      Once a focus of international interest for its stable polity and progressive welfare system, Sri Lanka today is a grim example of the resurgence of communal violence in many parts of the world. Closer now to Bosnia than to Costa Rica, Sri Lanka’s democratic stability has been shaken by a cycle of ethnic violence that will shape its political course for several generations.

      This case study poses several questions about Norwegian and Canadian diplomacy in Sri Lanka. Is a consistent human rights policy possible? How should donors adapt their aid programs to rapid social and political change in recipient countries?...

    • 6 Riding the Tiger: Western Responses to Tiananmen Square
      (pp. 140-173)

      Last June, there occurred in Beijing, a rebellion which was supported by hostile forces abroad and [which] constituted an attempt to overthrow the legitimate system set forth in the Constitution through violent means. The Chinese government took resolute measures to quell the rebellion in the interests of the overwhelming majority of the Chinese people.This is entirely China’s internal affair and is a matter different in nature from the question of human rights.
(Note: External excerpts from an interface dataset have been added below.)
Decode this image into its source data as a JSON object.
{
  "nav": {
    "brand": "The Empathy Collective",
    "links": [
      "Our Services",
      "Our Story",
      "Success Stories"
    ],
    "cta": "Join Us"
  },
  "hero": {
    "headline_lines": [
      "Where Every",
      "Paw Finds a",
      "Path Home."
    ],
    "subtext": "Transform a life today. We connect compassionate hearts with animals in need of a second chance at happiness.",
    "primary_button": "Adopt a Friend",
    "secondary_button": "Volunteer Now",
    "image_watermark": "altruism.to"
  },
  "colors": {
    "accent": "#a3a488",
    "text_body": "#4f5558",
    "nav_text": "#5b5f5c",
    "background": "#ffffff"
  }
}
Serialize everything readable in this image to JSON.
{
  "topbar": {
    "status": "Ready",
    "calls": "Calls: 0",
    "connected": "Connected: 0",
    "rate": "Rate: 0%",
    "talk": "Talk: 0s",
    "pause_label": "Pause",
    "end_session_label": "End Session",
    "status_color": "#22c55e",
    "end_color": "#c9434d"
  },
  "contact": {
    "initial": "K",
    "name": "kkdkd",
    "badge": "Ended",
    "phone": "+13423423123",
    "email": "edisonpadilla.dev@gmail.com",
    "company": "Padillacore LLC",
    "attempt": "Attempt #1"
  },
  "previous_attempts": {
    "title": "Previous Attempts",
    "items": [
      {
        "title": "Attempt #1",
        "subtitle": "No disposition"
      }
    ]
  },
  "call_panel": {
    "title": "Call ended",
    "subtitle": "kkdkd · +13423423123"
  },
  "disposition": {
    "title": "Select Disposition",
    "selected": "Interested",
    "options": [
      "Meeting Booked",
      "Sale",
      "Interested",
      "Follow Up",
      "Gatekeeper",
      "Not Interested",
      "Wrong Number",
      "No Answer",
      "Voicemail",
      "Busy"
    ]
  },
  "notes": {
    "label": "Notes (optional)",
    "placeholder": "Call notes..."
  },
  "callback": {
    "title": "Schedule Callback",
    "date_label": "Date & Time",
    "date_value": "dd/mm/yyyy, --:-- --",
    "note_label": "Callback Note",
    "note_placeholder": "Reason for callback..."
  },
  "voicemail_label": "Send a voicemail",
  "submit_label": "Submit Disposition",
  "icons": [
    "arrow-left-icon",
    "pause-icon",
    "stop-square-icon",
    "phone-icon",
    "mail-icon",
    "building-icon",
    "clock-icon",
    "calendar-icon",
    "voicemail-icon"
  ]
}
      Speech by the permanent representative of the People’s Republic of China at the United Nations, 1 December 1989 (emphasis added) This case study is a “snapshot” of...

    • 7 Defending Rights in East Timor: Canadian and Dutch Relations with Indonesia
      (pp. 174-198)

      On 12 November 1991, Indonesian troops opened fire on a procession of mourners as they walked towards the cemetery in Dili, East Timor, where a youth who had been shot dead two weeks before was buried. No one knows how many died that day. The initial official verdict was nineteen dead. A commission of inquiry established by President Suharto later put the death toll at “about fifty.” Human rights organizations have estimated that three hundred is nearer the mark. Claims and counterclaims about political killings have been common since the Indonesian invasion of East Timor in 1975, but this time...

  8. PART THREE POLICIES
    • 8 Between Discretion and Participation: Institutional Frameworks for Human Rights Policy
      (pp. 201-222)

      I want now to turn from the specific to the general, from practice to policies. What governments do must be matched against what they say. Policy blueprints and institutional innovations are among the unassertive levers of statecraft. They signal the emergence of an issue but may not explain activism in the field. That is why I shall briefly consider the influence of domestic political culture before turning to institutional innovations in order to examine the tension between democratic participation and executive discretion in foreign policy.

      Canada and the Netherlands are the main focus here. Moreover, since many of the structures...

    • 9 Between Principle and Practice: Ends and Means of Human Rights Statecraft
      (pp. 223-256)

      Is a consistent human rights policy feasible? It is what activists and parliamentarians want. But governments are reticent, saying that conventional diplomacy needs more flexibility than such policies would allow. This chapter takes up the issue of consistency, particularly as it affects the linkage of human rights and development aid. Canada, the Netherlands, and Norway hold much the same position on the purpose of human rights statecraft, but the practical integration of human rights and development aid is still unfinished.

      The question of policy coherence is behind the seemingly endemic conflict between governments and an informed public in the human...

    • 10 Between Ethics and Interests: Human Rights in North-South Relations
      (pp. 257-280)

      If the resolve to defend human rights abroad is gauged by a state’s willingness to incur costs to other important national interests, then the evidence in this study suggests that Canada, the Netherlands, and Norway are seldom disposed to let human rights considerations trump more self-serving interests, even though all three states profess ethical duties beyond their borders. The tension between human rights and foreign policy is manifest at three levels of analysis: system, state, and society. At the systemic level, states must negotiate the tension between, on the one hand, the norms of sovereignty and non-intervention - which reify...

  9. Notes
    (pp. 281-336)
  10. Index
    (pp. 337-339)